__Your instructions__. Look through the records below and copy each line that includes the word "this".

Dataset excerpts below:

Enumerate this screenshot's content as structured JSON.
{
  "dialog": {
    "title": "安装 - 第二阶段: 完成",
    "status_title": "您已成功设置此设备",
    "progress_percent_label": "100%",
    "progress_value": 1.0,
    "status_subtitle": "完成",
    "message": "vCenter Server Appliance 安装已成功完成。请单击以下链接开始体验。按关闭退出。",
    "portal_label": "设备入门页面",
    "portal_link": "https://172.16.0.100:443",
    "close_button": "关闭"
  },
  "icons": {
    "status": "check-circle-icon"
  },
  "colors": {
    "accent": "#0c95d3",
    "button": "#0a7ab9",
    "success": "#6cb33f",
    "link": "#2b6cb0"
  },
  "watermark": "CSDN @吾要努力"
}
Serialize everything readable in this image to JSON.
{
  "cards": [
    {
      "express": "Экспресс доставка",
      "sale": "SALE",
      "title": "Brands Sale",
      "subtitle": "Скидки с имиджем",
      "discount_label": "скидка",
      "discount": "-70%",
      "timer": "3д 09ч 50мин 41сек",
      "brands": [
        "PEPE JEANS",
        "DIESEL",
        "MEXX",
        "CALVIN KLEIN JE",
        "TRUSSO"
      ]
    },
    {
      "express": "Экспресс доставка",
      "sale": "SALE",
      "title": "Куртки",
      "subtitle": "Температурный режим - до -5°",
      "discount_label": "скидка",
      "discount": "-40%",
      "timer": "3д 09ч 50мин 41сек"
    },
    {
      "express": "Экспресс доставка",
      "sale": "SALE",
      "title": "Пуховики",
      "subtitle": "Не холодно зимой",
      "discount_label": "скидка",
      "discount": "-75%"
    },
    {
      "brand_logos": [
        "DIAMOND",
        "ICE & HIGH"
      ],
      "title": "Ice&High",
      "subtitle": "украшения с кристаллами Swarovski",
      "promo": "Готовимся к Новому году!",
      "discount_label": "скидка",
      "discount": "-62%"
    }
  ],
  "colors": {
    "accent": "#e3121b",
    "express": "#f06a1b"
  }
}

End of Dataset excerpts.

__Written answer__.
Enumerate this screenshot's content as structured JSON.
Serialize everything readable in this image to JSON.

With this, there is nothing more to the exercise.